== Segment start ==

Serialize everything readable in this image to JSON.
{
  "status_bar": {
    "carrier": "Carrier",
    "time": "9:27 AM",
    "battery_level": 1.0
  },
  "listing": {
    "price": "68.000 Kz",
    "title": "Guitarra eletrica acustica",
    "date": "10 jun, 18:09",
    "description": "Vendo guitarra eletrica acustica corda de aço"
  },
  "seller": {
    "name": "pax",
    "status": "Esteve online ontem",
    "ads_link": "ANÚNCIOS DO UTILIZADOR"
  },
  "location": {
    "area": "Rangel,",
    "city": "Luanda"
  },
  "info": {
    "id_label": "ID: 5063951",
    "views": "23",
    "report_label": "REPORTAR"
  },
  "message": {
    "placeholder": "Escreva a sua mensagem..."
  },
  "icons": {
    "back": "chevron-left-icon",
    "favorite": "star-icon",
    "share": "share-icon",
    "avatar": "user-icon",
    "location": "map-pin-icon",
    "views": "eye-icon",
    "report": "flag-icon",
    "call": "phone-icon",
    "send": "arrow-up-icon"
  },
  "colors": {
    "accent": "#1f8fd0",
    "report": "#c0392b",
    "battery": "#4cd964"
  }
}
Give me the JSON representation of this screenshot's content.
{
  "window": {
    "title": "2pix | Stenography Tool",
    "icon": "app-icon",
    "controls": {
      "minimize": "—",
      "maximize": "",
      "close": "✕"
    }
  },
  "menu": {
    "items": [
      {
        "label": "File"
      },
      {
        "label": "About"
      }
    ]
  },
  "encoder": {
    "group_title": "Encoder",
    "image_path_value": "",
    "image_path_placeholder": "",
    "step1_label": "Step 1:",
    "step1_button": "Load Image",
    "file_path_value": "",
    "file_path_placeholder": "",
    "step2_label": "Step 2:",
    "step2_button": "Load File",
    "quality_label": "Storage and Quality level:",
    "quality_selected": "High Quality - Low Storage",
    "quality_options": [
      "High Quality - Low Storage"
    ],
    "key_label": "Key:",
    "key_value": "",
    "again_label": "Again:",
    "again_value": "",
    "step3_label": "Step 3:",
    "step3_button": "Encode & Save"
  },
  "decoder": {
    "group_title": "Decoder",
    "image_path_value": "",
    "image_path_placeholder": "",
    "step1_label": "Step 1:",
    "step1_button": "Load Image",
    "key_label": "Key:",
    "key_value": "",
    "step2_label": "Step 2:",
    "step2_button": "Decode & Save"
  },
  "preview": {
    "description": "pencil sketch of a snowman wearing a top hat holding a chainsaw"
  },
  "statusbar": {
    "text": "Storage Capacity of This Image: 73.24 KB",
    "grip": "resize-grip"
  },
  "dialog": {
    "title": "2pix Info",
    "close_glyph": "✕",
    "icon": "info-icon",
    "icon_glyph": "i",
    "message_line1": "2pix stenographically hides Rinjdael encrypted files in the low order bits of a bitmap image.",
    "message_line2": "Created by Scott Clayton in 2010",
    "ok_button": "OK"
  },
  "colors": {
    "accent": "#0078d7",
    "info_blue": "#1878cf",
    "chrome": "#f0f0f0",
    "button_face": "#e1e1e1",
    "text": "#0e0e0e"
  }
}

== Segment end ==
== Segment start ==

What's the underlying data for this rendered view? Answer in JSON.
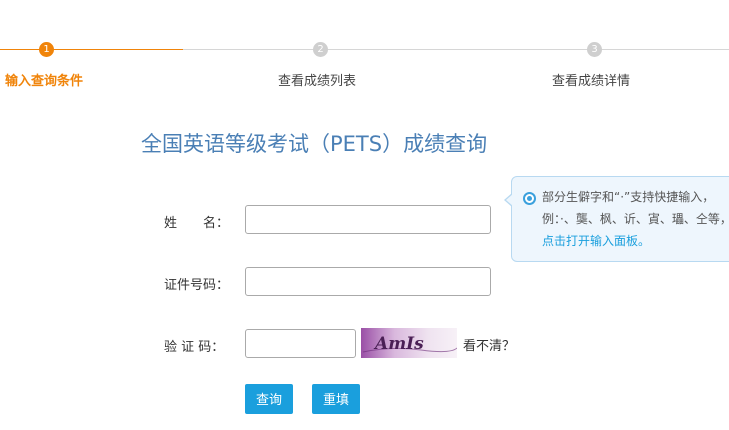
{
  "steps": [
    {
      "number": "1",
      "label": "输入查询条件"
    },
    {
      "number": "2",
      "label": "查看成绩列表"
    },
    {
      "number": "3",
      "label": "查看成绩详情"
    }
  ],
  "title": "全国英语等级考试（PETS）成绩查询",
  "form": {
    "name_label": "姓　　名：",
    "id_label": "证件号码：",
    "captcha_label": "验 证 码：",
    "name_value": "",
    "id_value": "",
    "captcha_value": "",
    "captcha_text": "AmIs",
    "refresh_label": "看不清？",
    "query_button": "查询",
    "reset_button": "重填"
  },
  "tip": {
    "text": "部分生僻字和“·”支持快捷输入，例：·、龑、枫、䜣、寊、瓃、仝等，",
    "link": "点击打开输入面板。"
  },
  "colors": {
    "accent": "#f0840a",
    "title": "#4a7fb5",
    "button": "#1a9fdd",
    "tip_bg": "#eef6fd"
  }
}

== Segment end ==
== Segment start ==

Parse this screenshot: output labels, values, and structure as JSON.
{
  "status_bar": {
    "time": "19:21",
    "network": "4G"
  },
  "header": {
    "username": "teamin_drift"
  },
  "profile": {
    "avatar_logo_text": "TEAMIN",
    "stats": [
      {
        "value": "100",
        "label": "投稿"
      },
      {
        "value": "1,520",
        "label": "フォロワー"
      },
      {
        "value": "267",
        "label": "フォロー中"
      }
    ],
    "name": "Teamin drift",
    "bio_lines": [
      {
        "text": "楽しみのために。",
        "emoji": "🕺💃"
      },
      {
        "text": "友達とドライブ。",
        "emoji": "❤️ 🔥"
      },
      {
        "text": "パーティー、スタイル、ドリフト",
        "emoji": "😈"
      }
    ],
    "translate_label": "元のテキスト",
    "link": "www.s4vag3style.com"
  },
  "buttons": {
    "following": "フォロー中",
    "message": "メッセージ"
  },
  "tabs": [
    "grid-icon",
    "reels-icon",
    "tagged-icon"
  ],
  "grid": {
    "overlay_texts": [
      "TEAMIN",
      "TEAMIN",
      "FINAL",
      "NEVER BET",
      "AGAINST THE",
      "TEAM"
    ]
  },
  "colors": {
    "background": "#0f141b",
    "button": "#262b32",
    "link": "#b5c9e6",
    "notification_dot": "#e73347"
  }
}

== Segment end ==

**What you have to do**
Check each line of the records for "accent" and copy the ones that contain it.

**Exercise result**
    "accent": "#1f8fd0",
    "accent": "#0078d7",
    "accent": "#f0840a",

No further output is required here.